Phew. I’ve returned, a bit winded from another rather joyous outing in Toronto, having copiously feasted on the year’s biggest and best selection of films just about anywhere. And in my relative absence from the happenings of online cinema news, a tsunami of exciting announcements, festival coverage and more has hit the net – most essentially, The Intercept’s launch of Field of Vision, a new documentary unit co-created by filmmakers Laura Poitras, AJ Schnack and former Hot Docs Director of Programing Charlotte Cook. Variety’s Dave McNary had the exclusive on the arrival of the group, while Eric Hynes interviewed the creative trio about their intentions for Field of Vision at The Intercept itself. Paula Bernstein of indieWIRE also spoke with them about how the project hopes to impact documentary filmmaking, as did Manori Ravindran for Realscreen. According to Varun Nayar at Tech Times, “2015’s inaugural season is set to begin on Sept. 29, where Poitras will look at the man behind Wikileaks, Julian Assange, documenting his progress and his time spent in political asylum in London’s Ecuadorian embassy.”
Still riding the waves of CITIZENFOUR, Laura Poitras won the Emmy Award for Exceptional Merit in Documentary Filmmaking, alongside Andrew Jarecki, who won the Emmy for Outstanding documentary or nonfiction series award for THE JINX, and Alex Gibney, who took home the prize for Outstanding documentary or nonfiction special for GOING CLEAR, reports Stephanie Merry in The Washington Post. Last week also saw the release of the European Film Awards’ first doc shortlist, which includes Asif Kapadia’s AMY, THE LOOK OF SILENCE from director Joshua Oppenheimer and Sean McAllister’s A SYRIAN LOVE STORY, according to Scott Roxborough of The Hollywood Reporter. Similarly, Manori Ravindran of Realscreen reports that Cinema Eye Honors also announced their doc shorts finalists, naming David Darg’s BODY TEAM 12 and Kitty Green’s THE FACE OF UKRAINE: CASTING OKSANA BAIUL amongst others.
The film WE ALWAYS LIE TO STRANGERS premiered at this year's SXSW festival.
It’s far too easy for jaded cynics from the coasts to think of the U.S.’s “heartland” (a conception that itself is a complicated one) as a monolithic culture of guns, jingoism and intolerance. A studied rebuke to the dismissive idea of the flyover state, WE ALWAYS LIE TO STRANGERS from directors AJ Schnack and David Wilson challenges any number of these presumptions in its investigation of Branson, Missouri–a town with a population of about 10,000 that channels some 7.5 million tourists through it on an annual basis.
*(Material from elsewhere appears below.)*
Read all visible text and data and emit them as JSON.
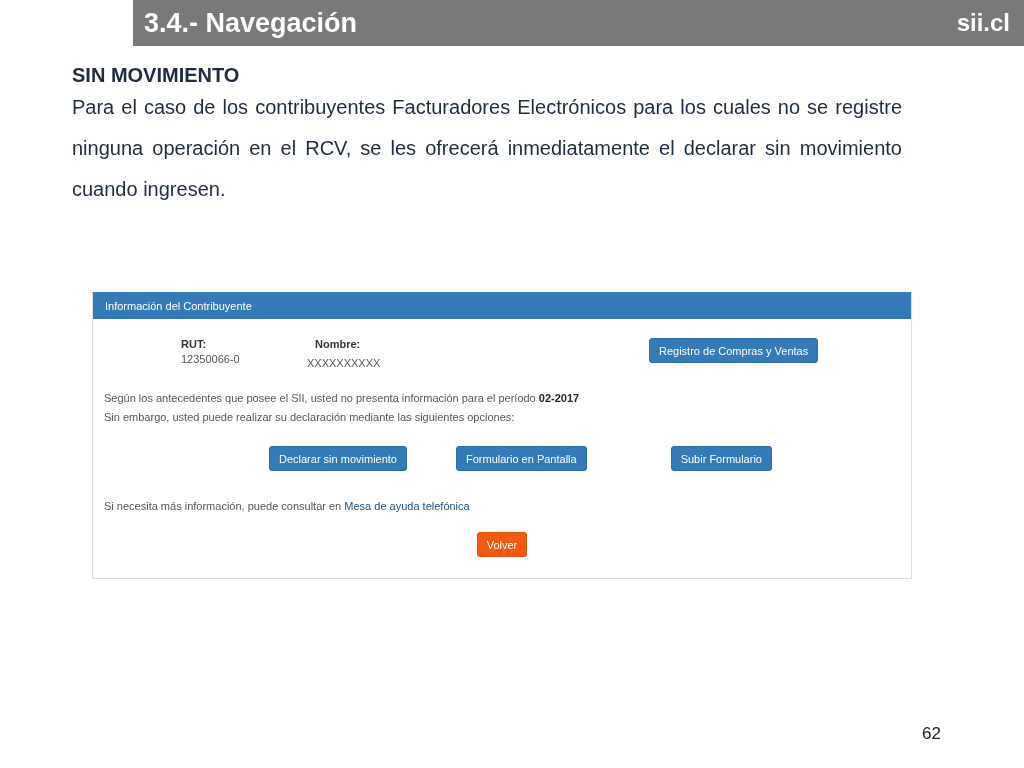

Branson, situated in the highland region of the Ozarks, appropriates the neon flash of Broadway and Vegas, but promises an ideal of wholesome entertainment bereft of uncouth language or nudity–essentially anything that could easily be considered offensive by social conservatives. In the tradition of much escapist entertainment, performances in Branson’s theaters seem infused with a Stepford-esque aesthetic that belies complicated realities: a saccharine ode to the American flag and the U.S. armed forces is presented without consideration for the terrible costs of war.